Conversion for the NEC PC-9801 published by Pony Canyon Inc. in 1989; further credits are unknown.



In the light of attempting to keep my word on doing the comparisons teased in the teaser picture I posted in last August, I shall have to make a little confession. The last one missing from the picture is, of course, Broderbund's Wings of Fury, which has a couple of conversions made for machines that I wasn't aware of at the time of compiling the teaser picture, and these particular machines are such that I have had no luck so far in either finding, or getting to work through emulation, and purchasing them through eBay for this single purpose would be, frankly, a tad idiotic. But since the comparison of Wings of Fury was a pick from a small list of suggestions made some time ago by my bandmate Jaakko, I decided to pick one that I am only barely more able to do from his list.

Sunday, 29 May 2016

APB (Atari Games/Tengen, 1987)

Developed and released for the arcades by Atari Games.

Designed by Mike Hally; Programmed by Russell Dawe and David Theurer, with technical support from Alan Murphy; Graphics by Mark West; Sounds by Brad Fuller, Hal Canon and Earl Vickers.

Converted for the Amstrad CPC and ZX Spectrum 48k/128k by Walking Circles: Programming by David Beresford, Graphics by Graham Stafford and David Fish, Sounds by David Whittaker. Published by Domark in 1989.

Converted for the Atari ST and Commodore Amiga by Walking Circles: Programming by David Selwood, Graphics by Andrew Page and David Fish, Sounds by David Whittaker. Published by Domark in 1989.

Converted for the Commodore 64 by Walking Circles: Programming by Carleton Handy, Sounds by David Whittaker, Title screen by David Fish. Published by Domark in 1989.

Converted for the IBM-PC compatibles by Walking Circles, and published by Domark in 1989. Sounds by David Whittaker. No further credits known.

Converted for the Atari Lynx by Atari Games Corp.: Programming and sounds by Robert Barris, Graphics by Shann Chastain, Arlene Caberto Somers and David Nelson, Music by Dave Bean, Movie projector by William C. Fisher. Published by Atari/Tengen in 1991.

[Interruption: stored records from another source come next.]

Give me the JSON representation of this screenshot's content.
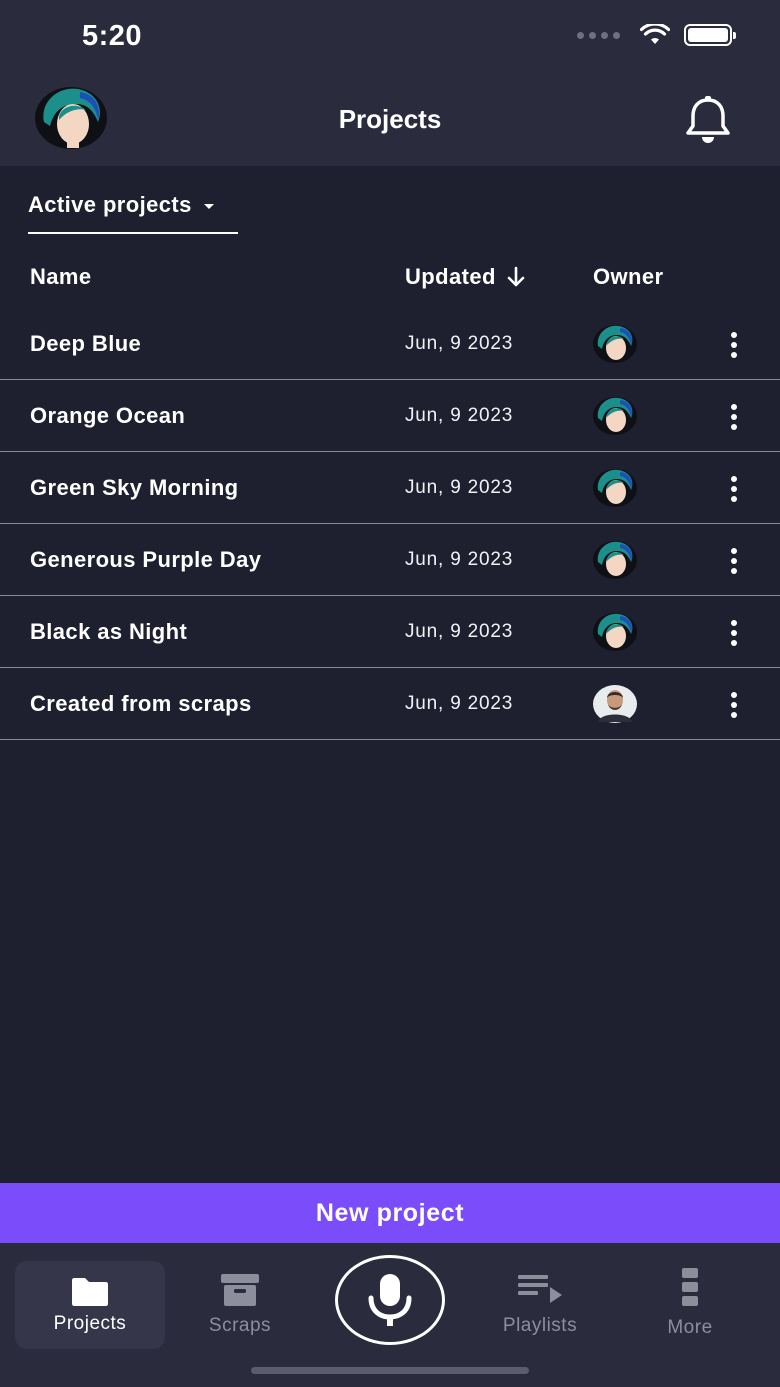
{
  "status_bar": {
    "time": "5:20"
  },
  "header": {
    "title": "Projects"
  },
  "filter": {
    "label": "Active projects"
  },
  "table": {
    "columns": {
      "name": "Name",
      "updated": "Updated",
      "owner": "Owner"
    },
    "rows": [
      {
        "name": "Deep Blue",
        "updated": "Jun, 9 2023",
        "owner": "teal-hair-avatar"
      },
      {
        "name": "Orange Ocean",
        "updated": "Jun, 9 2023",
        "owner": "teal-hair-avatar"
      },
      {
        "name": "Green Sky Morning",
        "updated": "Jun, 9 2023",
        "owner": "teal-hair-avatar"
      },
      {
        "name": "Generous Purple Day",
        "updated": "Jun, 9 2023",
        "owner": "teal-hair-avatar"
      },
      {
        "name": "Black as Night",
        "updated": "Jun, 9 2023",
        "owner": "teal-hair-avatar"
      },
      {
        "name": "Created from scraps",
        "updated": "Jun, 9 2023",
        "owner": "photo-avatar"
      }
    ]
  },
  "new_project_label": "New project",
  "bottom_nav": {
    "items": [
      {
        "label": "Projects",
        "icon": "folder-icon",
        "active": true
      },
      {
        "label": "Scraps",
        "icon": "archive-box-icon",
        "active": false
      },
      {
        "label": "Playlists",
        "icon": "playlist-icon",
        "active": false
      },
      {
        "label": "More",
        "icon": "more-vertical-icon",
        "active": false
      }
    ],
    "record_icon": "microphone-icon"
  },
  "colors": {
    "background": "#1e1f2f",
    "header": "#2a2b3d",
    "accent": "#7b4dfa",
    "inactive": "#8d8e9b"
  }
}
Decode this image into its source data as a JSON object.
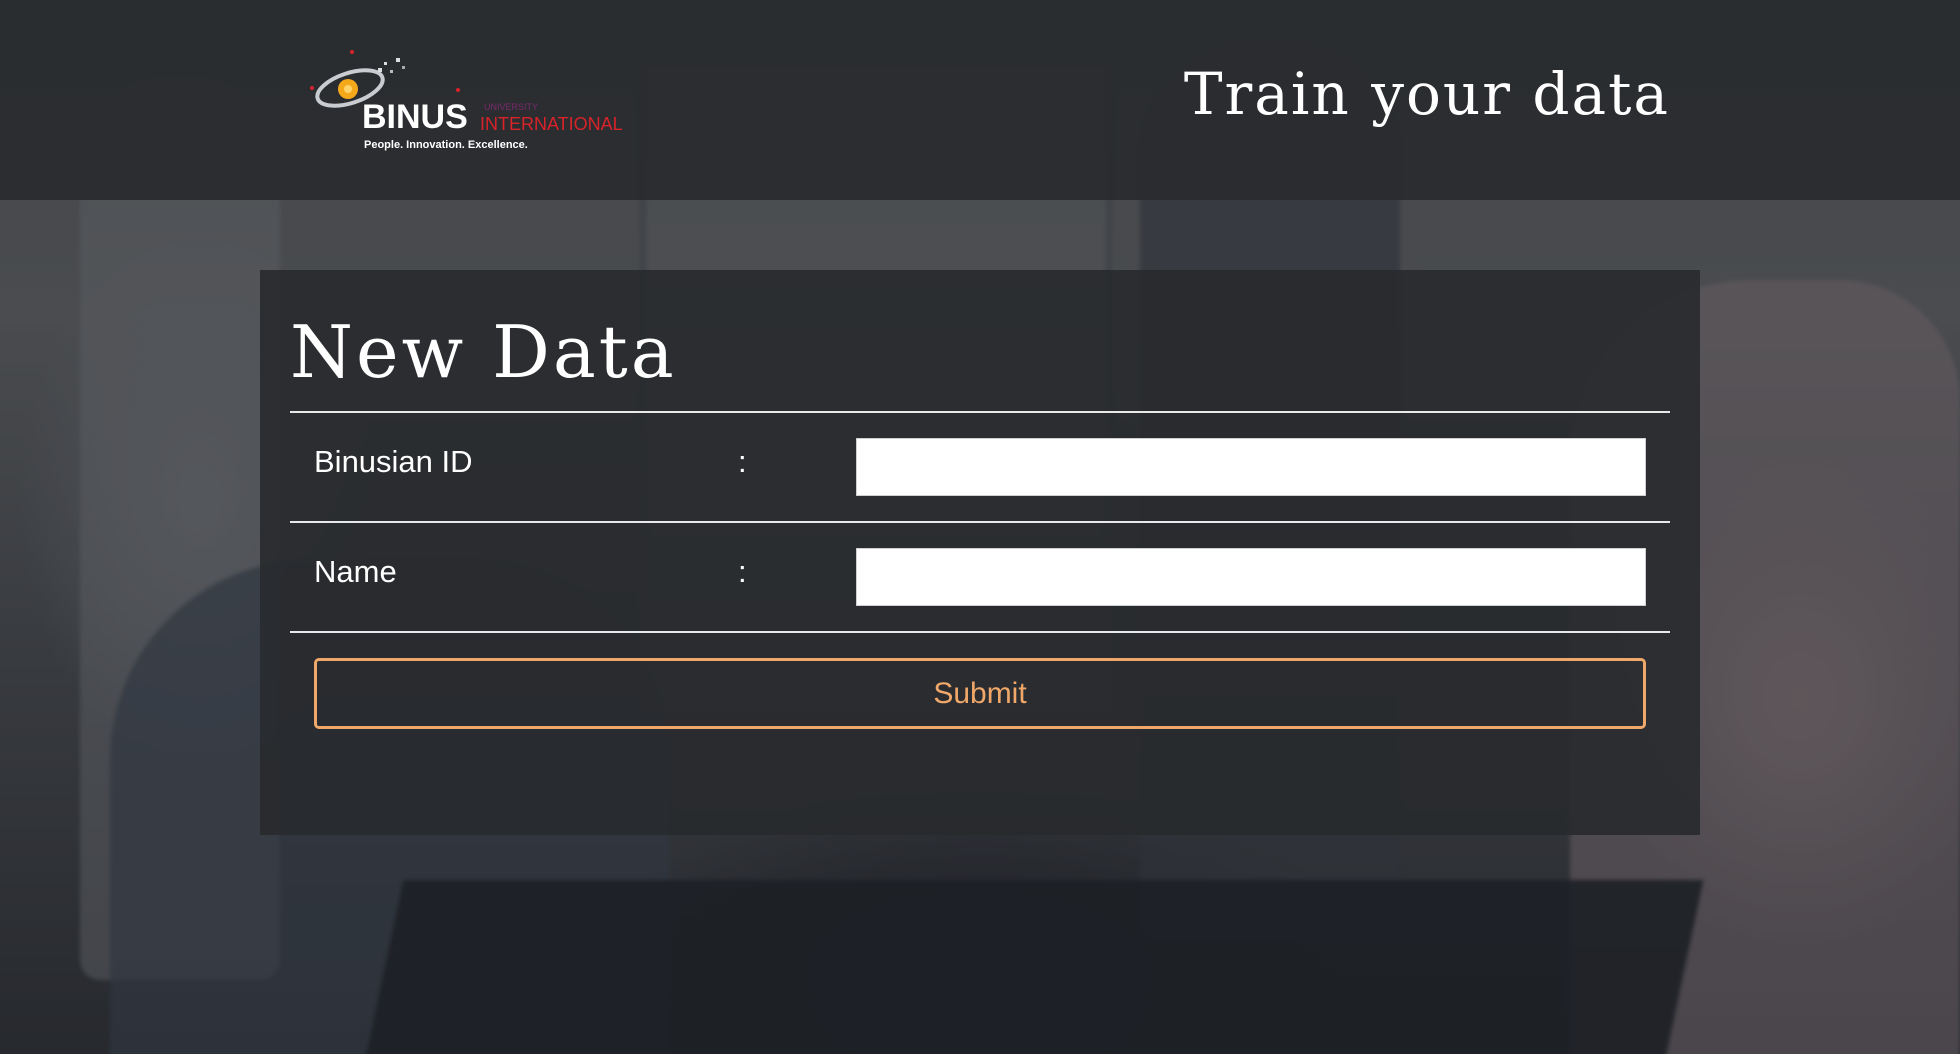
{
  "header": {
    "title": "Train your data",
    "logo": {
      "name": "BINUS",
      "sub_small": "UNIVERSITY",
      "sub": "INTERNATIONAL",
      "tagline": "People. Innovation. Excellence."
    }
  },
  "form": {
    "title": "New Data",
    "fields": [
      {
        "label": "Binusian ID",
        "separator": ":",
        "value": "",
        "placeholder": ""
      },
      {
        "label": "Name",
        "separator": ":",
        "value": "",
        "placeholder": ""
      }
    ],
    "submit_label": "Submit"
  },
  "colors": {
    "accent": "#f0a86a",
    "header_bg": "#2a2c2f",
    "panel_bg": "#282a2d",
    "logo_red": "#d8232a"
  }
}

Okay, it's time to fulfill another request/suggestion, and against my better judgment, I have chosen another late 80's Atari product, although I can't claim having enjoyed doing the comparison of Toobin' some time ago. Anyway, this one goes to a WoS user by the name of Slenkar (again) - I hope this was worth the wait.